Published Sunday, December 9, 2001,
Contra Costa Times
KAREN HERSHENSON: TIMES
HEY, WHATEVER happened
to goodwill toward men? It's the flip side of seasonal kindness in
Richmond, where city leaders are putting the squeeze on homeless people.
Yup, temperatures are plummeting and unemployment soaring, but the
not-so wise men and women on the City Council are forging ahead with an
ordinance that makes it illegal to be just about anywhere in public with
a sleeping bag, even a piece of cardboard for shelter.
"Basically, it criminalizes being homeless," says Councilwoman Maria
Viramontes, an opponent.
The anti-camping ordinance squeaked through on a preliminary vote Nov.
27 without so much as a peep from the community -- even diehard homeless
advocates were blindsided. It's up for a second and final vote on
Tuesday, so if you care, get yourself to Richmond City Hall, 7 p.m.
True, the city has large numbers of homeless people who cluster along
the waterfront near Costco, even in the parking lots of swanky Marina
Bay. But with the recession deepening, it's time to step back and
address this growing crisis instead of simply making it illegal to bed
down in public.
The numbers are shocking: An estimated 60,000 to 70,000 without homes in
the Bay Area, according to hands-on workers. Shelters are overflowing,
including Richmond's 75-bed Brookside, which currently has a waiting
list of 218. The 16-bed Family Crisis Center in Livermore was forced to
close just last month because funding evaporated.
So where are these people supposed to go? The North Pole, perhaps, with
Santa and the elves?
Now's the time when agencies typically nail down emergency housing, and
residents dig deep in a burst of holiday generosity. One advocate calls
it the High Holy Season for the homeless.
But with jobs disappearing and Sept. 11 funds getting the lion's share
of donations, nonprofits are hurting, including those that serve this
"Here it's Christmas. Usually this time of year we're talking about
winter relief programs," says Viramontes. "But in Richmond, we're

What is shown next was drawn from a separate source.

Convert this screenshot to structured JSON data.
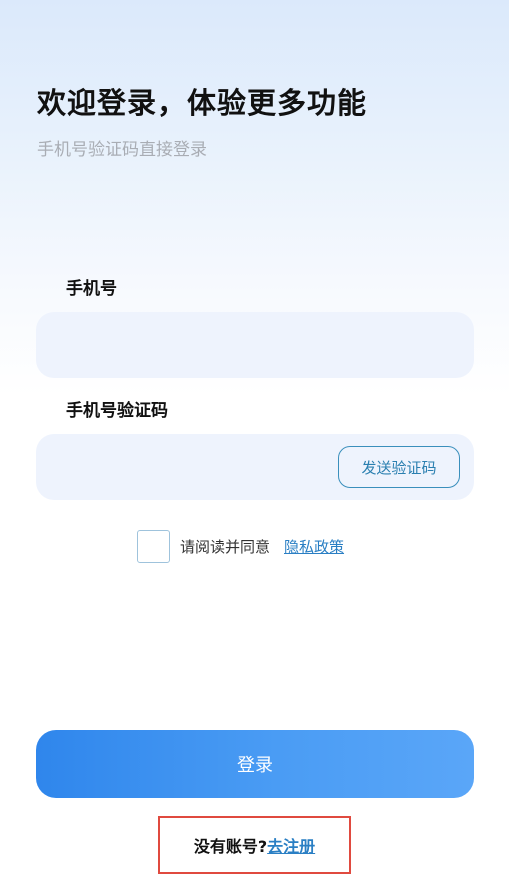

talking about making it a crime to have a sleeping bag."
Which is ironic, because Contra Costa County has been doling out
sleeping bags to the dozens they're unable to shelter, she says. "If
they're willing to freeze to death outside, they wouldn't be breaking
The city is planning a Homeless Summit in January, with experts and
non-experts alike invited to brainstorm about the issue and offer
solutions. Why not wait until then to begin implementing measures, says
Viramontes. Makes sense to me.
Homelessness has deep, far-reaching roots, not just in poverty, but
mental illness, drug and alcohol abuse, and domestic violence. Many in
this swelling population are women with children. Busting folks for
living in their cars or on the street won't make it go away.
Ordinance backers insist they're responding to persistent complaints
about raggedy vehicles in neighborhoods and bushes used as bathrooms.
Councilman Tom Butt says it's meant to "plug the gap" in the city's
ability to deal with these problems.
(And thanks to Butt for returning calls. Mayor Irma Anderson, a public
health nurse, wasn't so kind.)
He points to an exception in the ordinance for those who show need, such
as a woman fleeing an abusive relationship. And he's confident the
council will come up with the cash to add 24 beds to Brookside.
"We're really trying to find a middle ground here," he says. "It's not
like somebody decided, 'Hey, it's December, Christmas is right around
the corner ... let's see how mean and evil we can be."
But even the most positive spin makes this a case of excruciatingly bad
timing. Scrooge would be proud.
Karen Hershenson writes about life and issues in the East Bay. She can
be reached at 925-943-8252 or